-- Dan K., Tampa, Fla.
I talked to Duffy recently, and he seemed happy with the results from the latest operation that removed a calcium deposit from his left heel, which had been the source of a lot of pain. Duffy seemed in good spirits, but there is no timetable at this point. I do think he'll play at some point this season and when he returns, I have no idea what kind of roster shuffling they'll do to accommodate Duffy. Believe me, he's just as frustrated about the situation as anybody else.
Alex Colome has done some good work during his time with the Rays, but he looks like he's spent. Did he just have a little dropoff prior to the All-Star break, or are we going to see him continue his downward spiral in the second half?
-- Randy H., Tampa, Fla.
After saving Thursday night's win over the Red Sox, Colome talked about his recent slide, noting that he feels good, while allowing that every player struggles at times. He went on to say that he has not lost any confidence. Based on the fact that Colome has saved 62 games for the Rays the past two seasons, I've got to believe he'll be fine. And he showed that in his final three appearances before the break.
Everybody seems to be all excited about the prospect of Brendan McKay arriving to the Major Leagues as a position player and as a pitcher. Do you think in this age of specialization that it's possible for a player to pull off what McKay and the Rays seem committed to trying?
-- Bill D., St. Petersburg
McKay was the Rays' No. 1 pick (fourth overall) in the 2017 Draft. A first baseman/pitcher at Louisville, McKay graded out well at both. He likes playing both, so why limit what he does? By allowing McKay to play in the field and pitch for as long as he can, Tampa Bay will find out the best direction for him to head. If he continues to excel at both, why not let him do both, which would give the Rays a modern hybrid. To Tampa Bay's credit, the organization is willing to let McKay see how far he can go with both, and the Rays give the impression they're excited about the possibilities of him being an exception to the rule.
Alex Cobb and Jake Odorizzi don't seem to be themselves this season. I get it with Cobb since he had Tommy John surgery. But Odorizzi has surprised me. He did such great things in the second half of last season that I expected more out of him this season. Your thoughts?
-- Paul J., Orlando, Fla.
Cobb has struggled to find his changeup throughout the first half. The changeup used to be his best pitch prior to the Tommy John surgery. This year, Cobb has the pitch at times, and at other times, it's not working, which has forced him to learn how to be effective using just a fastball-curveball repertoire. Still, I think he's performed fairly well.
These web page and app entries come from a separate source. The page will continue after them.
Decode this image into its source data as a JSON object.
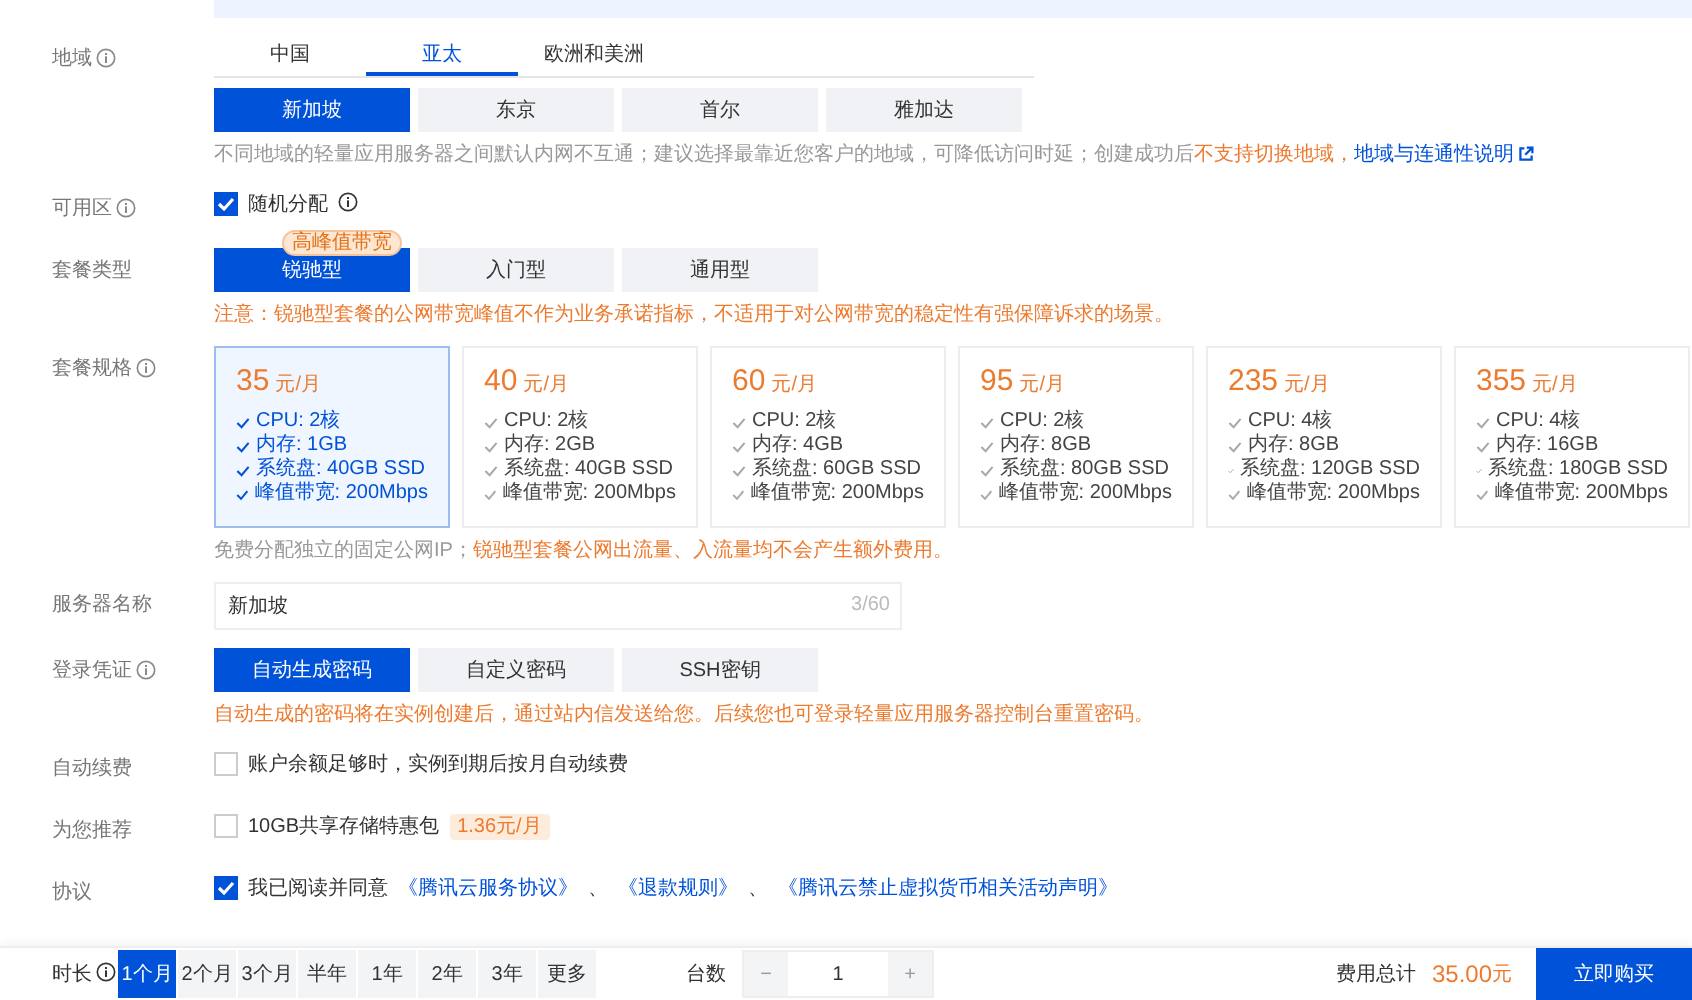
{
  "region": {
    "label": {
      "text": "地域",
      "info": true
    },
    "tabs": [
      {
        "label": "中国",
        "selected": false
      },
      {
        "label": "亚太",
        "selected": true
      },
      {
        "label": "欧洲和美洲",
        "selected": false
      }
    ],
    "cities": [
      {
        "label": "新加坡",
        "selected": true
      },
      {
        "label": "东京",
        "selected": false
      },
      {
        "label": "首尔",
        "selected": false
      },
      {
        "label": "雅加达",
        "selected": false
      }
    ],
    "note": [
      {
        "kind": "plain",
        "text": "不同地域的轻量应用服务器之间默认内网不互通；建议选择最靠近您客户的地域，可降低访问时延；创建成功后"
      },
      {
        "kind": "warn",
        "text": "不支持切换地域，"
      },
      {
        "kind": "link",
        "text": "地域与连通性说明",
        "external": true
      }
    ]
  },
  "zone": {
    "label": {
      "text": "可用区",
      "info": true
    },
    "checked": true,
    "text": "随机分配",
    "info": true
  },
  "plan_type": {
    "label": {
      "text": "套餐类型"
    },
    "options": [
      {
        "label": "锐驰型",
        "selected": true,
        "badge": "高峰值带宽"
      },
      {
        "label": "入门型",
        "selected": false
      },
      {
        "label": "通用型",
        "selected": false
      }
    ],
    "note": "注意：锐驰型套餐的公网带宽峰值不作为业务承诺指标，不适用于对公网带宽的稳定性有强保障诉求的场景。"
  },
  "specs": {
    "label": {
      "text": "套餐规格",
      "info": true
    },
    "plans": [
      {
        "price": "35",
        "unit": "元/月",
        "selected": true,
        "features": [
          "CPU: 2核",
          "内存: 1GB",
          "系统盘: 40GB SSD",
          "峰值带宽: 200Mbps"
        ]
      },
      {
        "price": "40",
        "unit": "元/月",
        "selected": false,
        "features": [
          "CPU: 2核",
          "内存: 2GB",
          "系统盘: 40GB SSD",
          "峰值带宽: 200Mbps"
        ]
      },
      {
        "price": "60",
        "unit": "元/月",
        "selected": false,
        "features": [
          "CPU: 2核",
          "内存: 4GB",
          "系统盘: 60GB SSD",
          "峰值带宽: 200Mbps"
        ]
      },
      {
        "price": "95",
        "unit": "元/月",
        "selected": false,
        "features": [
          "CPU: 2核",
          "内存: 8GB",
          "系统盘: 80GB SSD",
          "峰值带宽: 200Mbps"
        ]
      },
      {
        "price": "235",
        "unit": "元/月",
        "selected": false,
        "features": [
          "CPU: 4核",
          "内存: 8GB",
          "系统盘: 120GB SSD",
          "峰值带宽: 200Mbps"
        ]
      },
      {
        "price": "355",
        "unit": "元/月",
        "selected": false,
        "features": [
          "CPU: 4核",
          "内存: 16GB",
          "系统盘: 180GB SSD",
          "峰值带宽: 200Mbps"
        ]
      }
    ],
    "note": [
      {
        "kind": "plain",
        "text": "免费分配独立的固定公网IP；"
      },
      {
        "kind": "warn",
        "text": "锐驰型套餐公网出流量、入流量均不会产生额外费用。"
      }
    ]
  },
  "server_name": {
    "label": {
      "text": "服务器名称"
    },
    "value": "新加坡",
    "counter": "3/60"
  },
  "credentials": {
    "label": {
      "text": "登录凭证",
      "info": true
    },
    "options": [
      {
        "label": "自动生成密码",
        "selected": true
      },
      {
        "label": "自定义密码",
        "selected": false
      },
      {
        "label": "SSH密钥",
        "selected": false
      }
    ],
    "note": "自动生成的密码将在实例创建后，通过站内信发送给您。后续您也可登录轻量应用服务器控制台重置密码。"
  },
  "auto_renew": {
    "label": {
      "text": "自动续费"
    },
    "checked": false,
    "text": "账户余额足够时，实例到期后按月自动续费"
  },
  "recommend": {
    "label": {
      "text": "为您推荐"
    },
    "checked": false,
    "text": "10GB共享存储特惠包",
    "badge": "1.36元/月"
  },
  "agreement": {
    "label": {
      "text": "协议"
    },
    "checked": true,
    "segments": [
      {
        "kind": "plain",
        "text": "我已阅读并同意"
      },
      {
        "kind": "link",
        "text": "《腾讯云服务协议》"
      },
      {
        "kind": "plain",
        "text": "、"
      },
      {
        "kind": "link",
        "text": "《退款规则》"
      },
      {
        "kind": "plain",
        "text": "、"
      },
      {
        "kind": "link",
        "text": "《腾讯云禁止虚拟货币相关活动声明》"
      }
    ]
  },
  "footer": {
    "duration_label": {
      "text": "时长",
      "info": true
    },
    "durations": [
      {
        "label": "1个月",
        "selected": true
      },
      {
        "label": "2个月",
        "selected": false
      },
      {
        "label": "3个月",
        "selected": false
      },
      {
        "label": "半年",
        "selected": false
      },
      {
        "label": "1年",
        "selected": false
      },
      {
        "label": "2年",
        "selected": false
      },
      {
        "label": "3年",
        "selected": false
      },
      {
        "label": "更多",
        "selected": false
      }
    ],
    "quantity_label": "台数",
    "minus": "−",
    "quantity": "1",
    "plus": "+",
    "total_label": "费用总计",
    "total_amount": "35.00",
    "total_unit": "元",
    "buy": "立即购买"
  }
}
Sooner or later, Cobb's changeup will return, and he'll be even more effective. As for Odorizzi, he's struggled with his mechanics all season. Despite his struggles, he's remained competitive. As you pointed out, Odorizzi had a great second half in 2016. I wouldn't be surprised to again see him have a great second half.
Bill Chastain has covered the Rays for MLB.com since 2005.